══ EXTRACTED RECORDS

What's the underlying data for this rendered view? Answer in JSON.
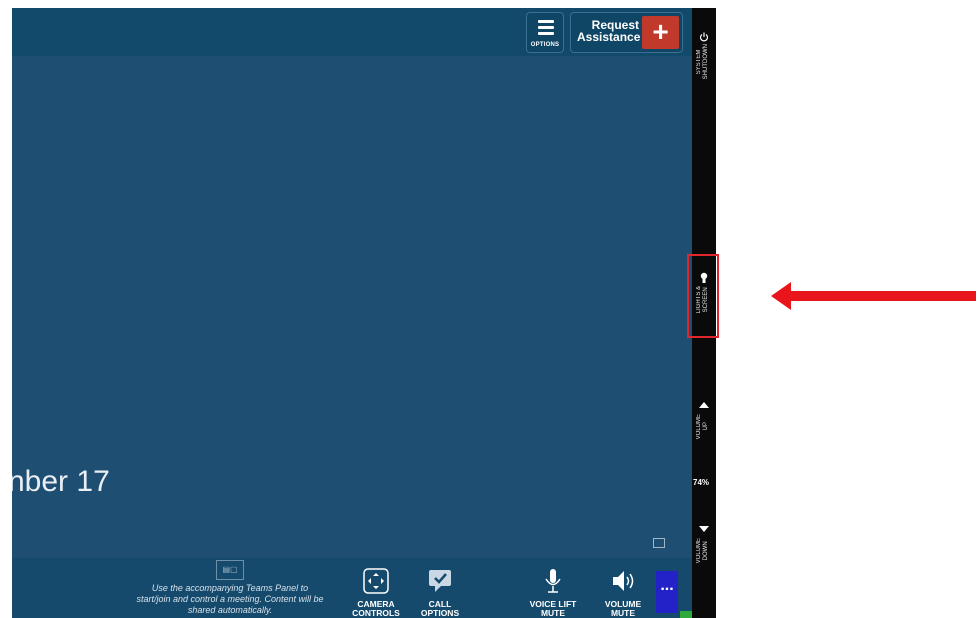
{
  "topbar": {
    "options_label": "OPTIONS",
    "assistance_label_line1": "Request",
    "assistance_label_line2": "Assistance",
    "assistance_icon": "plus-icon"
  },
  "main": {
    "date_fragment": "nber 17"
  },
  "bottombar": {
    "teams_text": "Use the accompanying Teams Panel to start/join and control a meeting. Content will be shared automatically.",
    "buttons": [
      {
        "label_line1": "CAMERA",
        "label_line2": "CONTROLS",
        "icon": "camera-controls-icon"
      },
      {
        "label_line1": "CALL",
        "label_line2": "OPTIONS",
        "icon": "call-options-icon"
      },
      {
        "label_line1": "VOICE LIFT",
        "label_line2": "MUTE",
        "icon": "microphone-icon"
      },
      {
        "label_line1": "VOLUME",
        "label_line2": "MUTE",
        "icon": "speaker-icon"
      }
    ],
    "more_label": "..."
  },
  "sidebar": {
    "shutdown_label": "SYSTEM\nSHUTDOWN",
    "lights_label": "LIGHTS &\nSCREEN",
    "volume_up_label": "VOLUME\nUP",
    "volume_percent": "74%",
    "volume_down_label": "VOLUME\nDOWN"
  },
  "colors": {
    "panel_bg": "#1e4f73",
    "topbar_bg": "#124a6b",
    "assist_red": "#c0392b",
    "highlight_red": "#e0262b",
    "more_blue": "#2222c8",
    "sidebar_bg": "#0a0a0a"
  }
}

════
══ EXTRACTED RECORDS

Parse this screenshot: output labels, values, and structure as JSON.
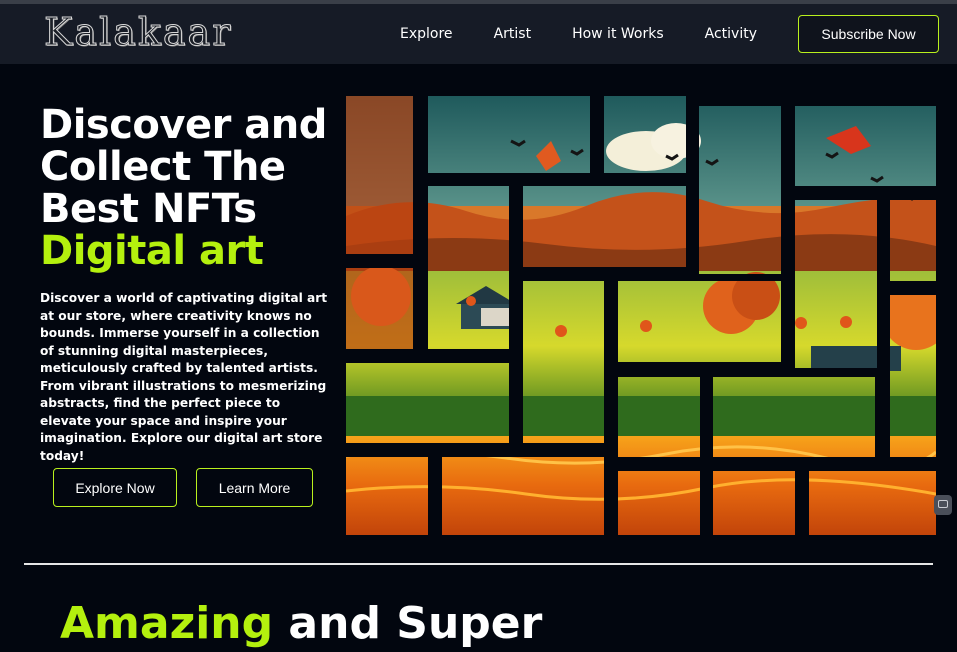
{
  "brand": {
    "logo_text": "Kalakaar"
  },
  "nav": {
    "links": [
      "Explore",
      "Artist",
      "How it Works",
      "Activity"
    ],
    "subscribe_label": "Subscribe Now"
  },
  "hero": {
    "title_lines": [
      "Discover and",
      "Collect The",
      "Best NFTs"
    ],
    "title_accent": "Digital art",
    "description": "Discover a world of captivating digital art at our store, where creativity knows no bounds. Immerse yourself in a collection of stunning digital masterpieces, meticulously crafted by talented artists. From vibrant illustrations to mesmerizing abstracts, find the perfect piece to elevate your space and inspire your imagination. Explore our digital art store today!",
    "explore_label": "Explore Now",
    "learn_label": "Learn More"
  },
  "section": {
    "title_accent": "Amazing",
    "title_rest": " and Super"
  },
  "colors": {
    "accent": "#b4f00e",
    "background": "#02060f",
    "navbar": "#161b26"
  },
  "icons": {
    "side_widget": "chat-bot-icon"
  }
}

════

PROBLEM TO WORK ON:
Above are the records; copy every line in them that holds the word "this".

RESPONSE BOX:
What's the underlying data for this rendered view? Answer in JSON.
Parse this screenshot: output labels, values, and structure as JSON.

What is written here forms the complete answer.